Our collective efforts also require me to be aware and sensitive to their progress. Letters of reference are critical for my students at many stages of their development, including requests for funding, awards, grants, their initial jobs, and promotions. Here at ASU, my students have noted the importance of the Graduate College’s Preparing Future Faculty Program, which also has helped us with related opportunities from major professional organizations. The Program also provides us with more information regarding relevant work such as reviewing academic manuscripts and research proposals. We also invite graduate students and colleagues from other institutions to come to ASU to exchange ideas on related research.
My doctoral and law students examine the tensions between marginalized peoples and globalization, which is not merely an issue for academic consideration in the new millennium.

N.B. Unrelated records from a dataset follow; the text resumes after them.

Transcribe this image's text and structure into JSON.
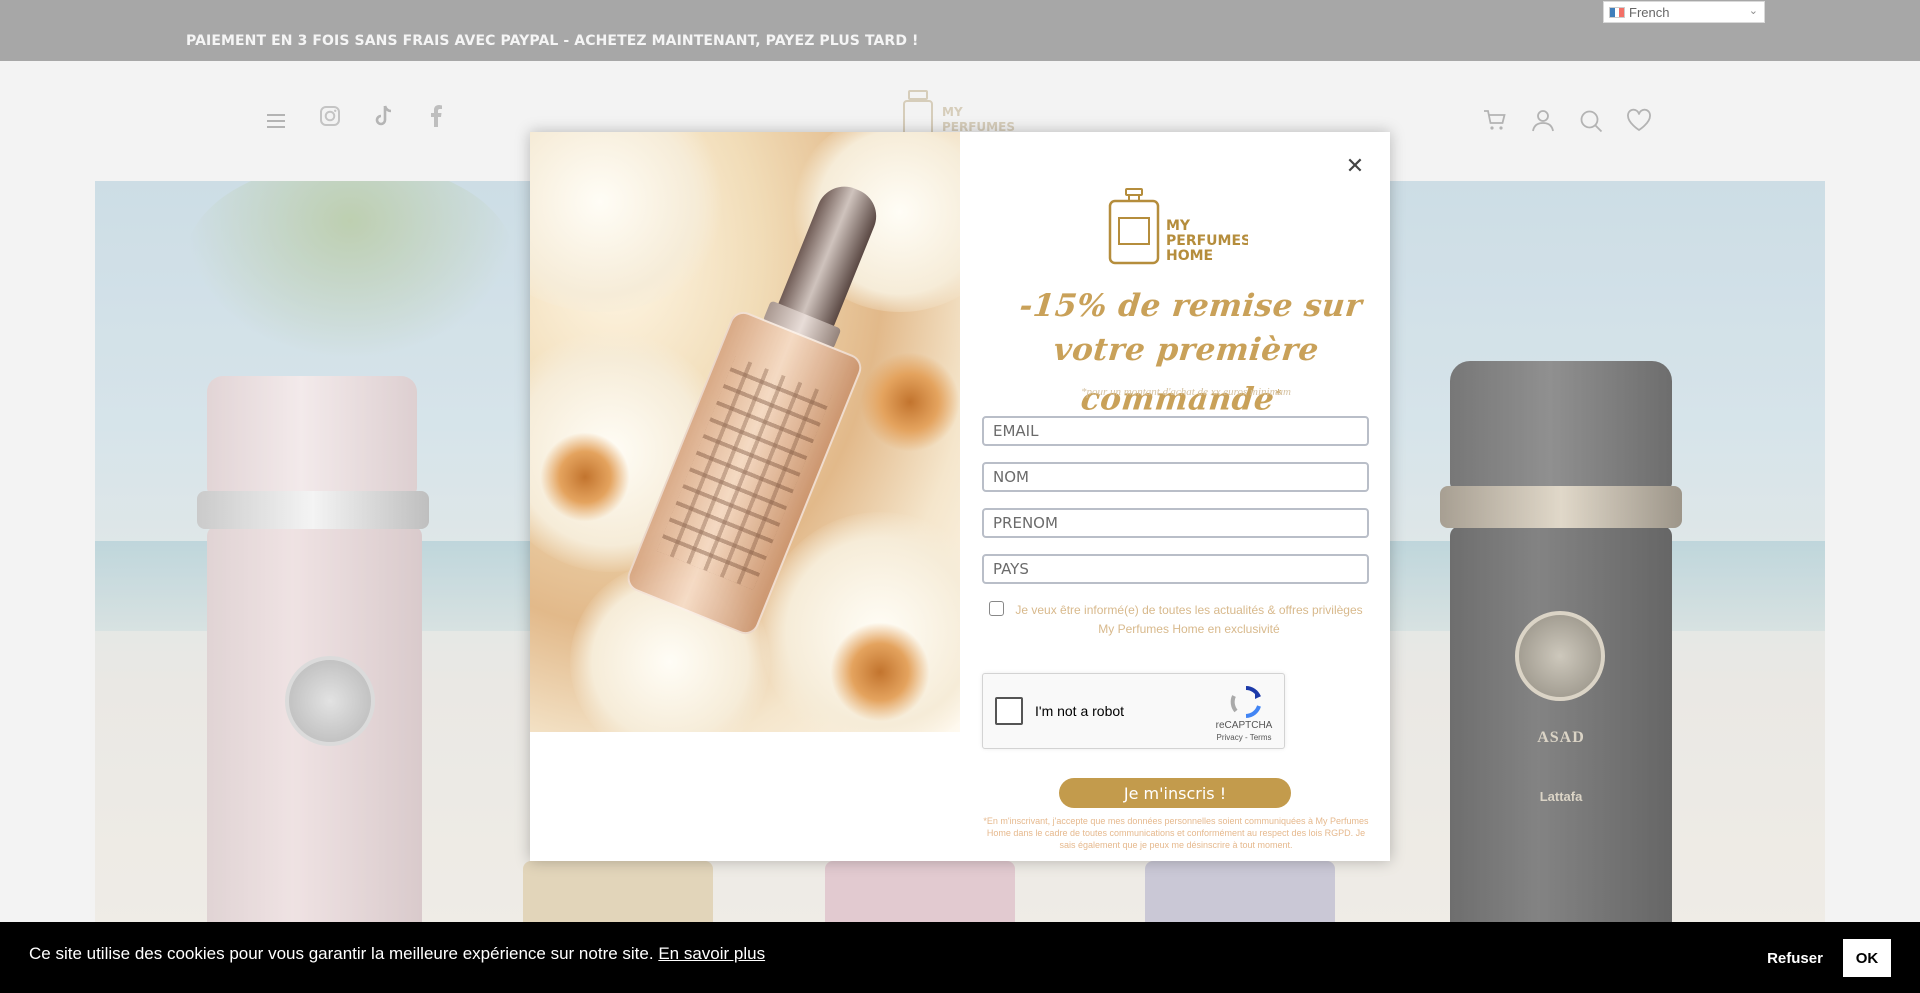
{
  "topbar": {
    "promo": "PAIEMENT EN 3 FOIS SANS FRAIS AVEC PAYPAL - ACHETEZ MAINTENANT, PAYEZ PLUS TARD !",
    "language": "French"
  },
  "header": {
    "logo_lines": [
      "MY",
      "PERFUMES"
    ]
  },
  "hero": {
    "right_bottle_name": "ASAD",
    "right_bottle_brand": "Lattafa"
  },
  "popup": {
    "logo_lines": [
      "MY",
      "PERFUMES",
      "HOME"
    ],
    "headline_line1": "-15% de remise sur",
    "headline_line2": "votre première commande",
    "headline_mark": "*",
    "subnote": "*pour un montant d'achat de xx euros minimum",
    "fields": {
      "email_placeholder": "EMAIL",
      "nom_placeholder": "NOM",
      "prenom_placeholder": "PRENOM",
      "pays_placeholder": "PAYS"
    },
    "consent_line1": "Je veux être informé(e) de toutes les actualités & offres privilèges",
    "consent_line2": "My Perfumes Home en exclusivité",
    "captcha": {
      "label": "I'm not a robot",
      "brand": "reCAPTCHA",
      "links": "Privacy - Terms"
    },
    "submit_label": "Je m'inscris !",
    "legal": "*En m'inscrivant, j'accepte que mes données personnelles soient communiquées à My Perfumes Home dans le cadre de toutes communications et conformément au respect des lois RGPD. Je sais également que je peux me désinscrire à tout moment."
  },
  "cookie_bar": {
    "message": "Ce site utilise des cookies pour vous garantir la meilleure expérience sur notre site.",
    "link": "En savoir plus",
    "refuse_label": "Refuser",
    "ok_label": "OK"
  },
  "colors": {
    "gold": "#c39b4c",
    "topbar": "#8a8a8a",
    "cookie_bg": "#000000"
  }
}
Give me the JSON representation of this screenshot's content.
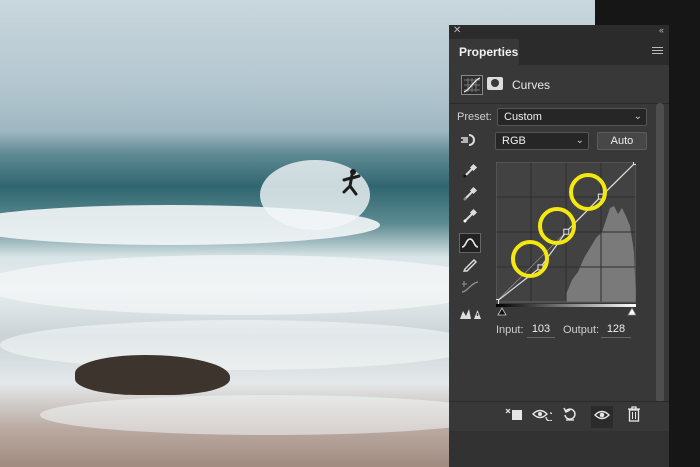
{
  "panel": {
    "tab_label": "Properties",
    "title": "Curves",
    "preset_label": "Preset:",
    "preset_value": "Custom",
    "channel_value": "RGB",
    "auto_label": "Auto",
    "input_label": "Input:",
    "input_value": "103",
    "output_label": "Output:",
    "output_value": "128"
  },
  "icons": {
    "close": "close-icon",
    "collapse": "collapse-arrows-icon",
    "menu": "panel-menu-icon",
    "adjustment_layer": "curves-adjustment-icon",
    "mask": "layer-mask-icon",
    "on_image": "on-image-adjustment-icon",
    "sample_black": "black-point-eyedropper-icon",
    "sample_gray": "gray-point-eyedropper-icon",
    "sample_white": "white-point-eyedropper-icon",
    "edit_points": "edit-points-curve-icon",
    "draw": "pencil-draw-icon",
    "smooth": "smooth-curve-icon",
    "clipping": "clipping-warning-icon",
    "clip_to_layer": "clip-to-layer-icon",
    "view_previous": "view-previous-state-icon",
    "reset": "reset-icon",
    "visibility": "eye-visibility-icon",
    "delete": "trash-icon"
  },
  "colors": {
    "panel_bg": "#383838",
    "highlight_ring": "#f4e810"
  },
  "curve": {
    "points": [
      [
        0,
        0
      ],
      [
        81,
        63
      ],
      [
        128,
        128
      ],
      [
        191,
        192
      ],
      [
        255,
        255
      ]
    ],
    "selected_input": 103,
    "selected_output": 128
  }
}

It has serious implications for the lives of people in the world who are caught at the crossroads of these conflicting trends, especially people in their struggles for self-determination, equity, and justice. My involvement, for example, includes the sponsorship and guidance of my students’ work on restoration as alternatives to criminal sanctions on and off American Indian Reservations, projects on homelessness and self-determination, problems in minority communities in rural and urban areas, and prejudice related to the vast dimensions of disability, and research related to the sources of terrorism versus leadership. My perspective is that teaching includes disseminating research from scholars and effective service (as in teaching and learning with the community), and that research is informed by first-rate teaching. Mentoring, teaching and research are informed fundamentally by related service. We amplify the symbiotic nature of the activities, and search for how each can become a catalyst rather than a catharsis. I find joy in working with diverse students who are interested in learning deeply, who search behind privileged facades, and who remain committed to trying to help eliminate prejudice related to gender, sexual preference, ethnicity, racialization, age, socioeconomic class, disabilities and diversity.
Pursuing our collective work, it became clear early in my mentoring that it was important for me to be supportive, patient, and compassionate as I challenge students to go beyond their initial expectations. My first academic book included incisive chapters from doctoral students and collaboration with my other students has continued over the years. We continue to examine ostensible forms of deviance as possible types of diversity. I now know that many of my former doctoral and law students have accomplished more in their work than my wildest expectations, and have surely surpassed my own accomplishments. Whatever my small role has been in their success, I am convinced that they help revitalize and extend the work of “a community of scholars,” and now their own mentoring is a clear reflection of that grand, collective idea.